The Bombay High Court recently voiced its concern over the trend of estranged wives misusing the provisions of the Protection of Women from Domestic Violence Act to harass their husband and his family members including distant relatives (DV Act) [Dhananjay Mohan Zombade vs Prachi Dhananjay Zombade].
Single-judge Justice RM Joshi quashed proceedings under the Act against a woman’s in-laws who, despite residing far away, were named by the woman in the complaint she lodged against her husband and other relatives.
“Unfortunately, a trend seems to have been adopted and proceedings under Domestic Violence Act are filed at even distant place i.e. place where aggrieved person resides and not only husband and joint family members residing under one roof are made respondents but even distant relatives those who have no domestic relationship are also roped in order to cause harassment and to build pressure on husband,” the bench observed in the order passed on July 18.
The bench was hearing a plea filed by the brother-in-law, his wife and the sister-in-law of the complainant woman, who did not live with her in the same house.
The three petitioners did not share a ‘domestic relationship’ under the Act with the complainant as two of them lived in Khadki, Pune and the third one (married sister-in-law) lived in Osmanabad.
Taking note of the same, the bench said that it is settled law that a domestic relationship between aggrieved person (complainant) and respondents is sine qua non (essential element) to maintain any proceeding under the DV Act.
“In order to constitute relationship between two persons as domestic relationship, they must live or at any point of time lived together in a shared household when they are related by consanguinity, marriage or through a relationship in the nature of marriage, adoption or are family members living together as a joint family,” the bench said.
In the instant case, the judge noted that the relationship of the three accused and also the complainant was as a family member.
“Thus, in order to constitute domestic relationship, the family members of the aggrieved person must be living together with aggrieved person as joint family. It is, therefore, essential that the applicant pleads that there is domestic relationship between her and respondents and that the other family members have lived or are living together as a joint family, to maintain any such complaint/application under the provisions of the DV Act,” the bench underscored.

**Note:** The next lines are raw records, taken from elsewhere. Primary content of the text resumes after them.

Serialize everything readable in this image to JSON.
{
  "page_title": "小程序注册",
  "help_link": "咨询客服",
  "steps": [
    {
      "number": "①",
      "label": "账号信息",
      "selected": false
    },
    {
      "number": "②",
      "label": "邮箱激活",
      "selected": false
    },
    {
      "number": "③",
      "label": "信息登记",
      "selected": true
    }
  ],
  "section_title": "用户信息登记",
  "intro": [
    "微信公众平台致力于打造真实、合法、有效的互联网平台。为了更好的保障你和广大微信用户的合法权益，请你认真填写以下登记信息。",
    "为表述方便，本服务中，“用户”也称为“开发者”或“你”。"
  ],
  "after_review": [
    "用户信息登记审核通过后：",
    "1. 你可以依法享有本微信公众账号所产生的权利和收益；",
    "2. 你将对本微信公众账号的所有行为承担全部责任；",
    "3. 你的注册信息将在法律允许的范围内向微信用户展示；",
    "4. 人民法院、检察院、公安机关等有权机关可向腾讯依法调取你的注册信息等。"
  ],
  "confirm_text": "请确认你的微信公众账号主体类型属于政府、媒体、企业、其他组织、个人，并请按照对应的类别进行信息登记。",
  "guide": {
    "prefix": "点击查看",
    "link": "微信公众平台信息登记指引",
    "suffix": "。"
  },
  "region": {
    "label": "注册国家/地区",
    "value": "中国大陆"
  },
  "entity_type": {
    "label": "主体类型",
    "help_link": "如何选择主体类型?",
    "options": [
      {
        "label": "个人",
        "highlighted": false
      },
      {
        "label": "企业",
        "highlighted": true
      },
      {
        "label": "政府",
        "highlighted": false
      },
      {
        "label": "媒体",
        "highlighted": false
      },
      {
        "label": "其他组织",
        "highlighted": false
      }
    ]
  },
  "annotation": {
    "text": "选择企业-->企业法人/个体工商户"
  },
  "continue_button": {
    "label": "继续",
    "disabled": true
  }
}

It considered the evidence adduced by the three accused to show that they lived at distant places and did not live under the same roof with the complainant.
The Court, therefore, quashed the proceedings against the three accused.
Advocate GJ Kore appeared for the applicants.
Advocate Rajesh Mewara represented the complainant.
Source: Bar & Bench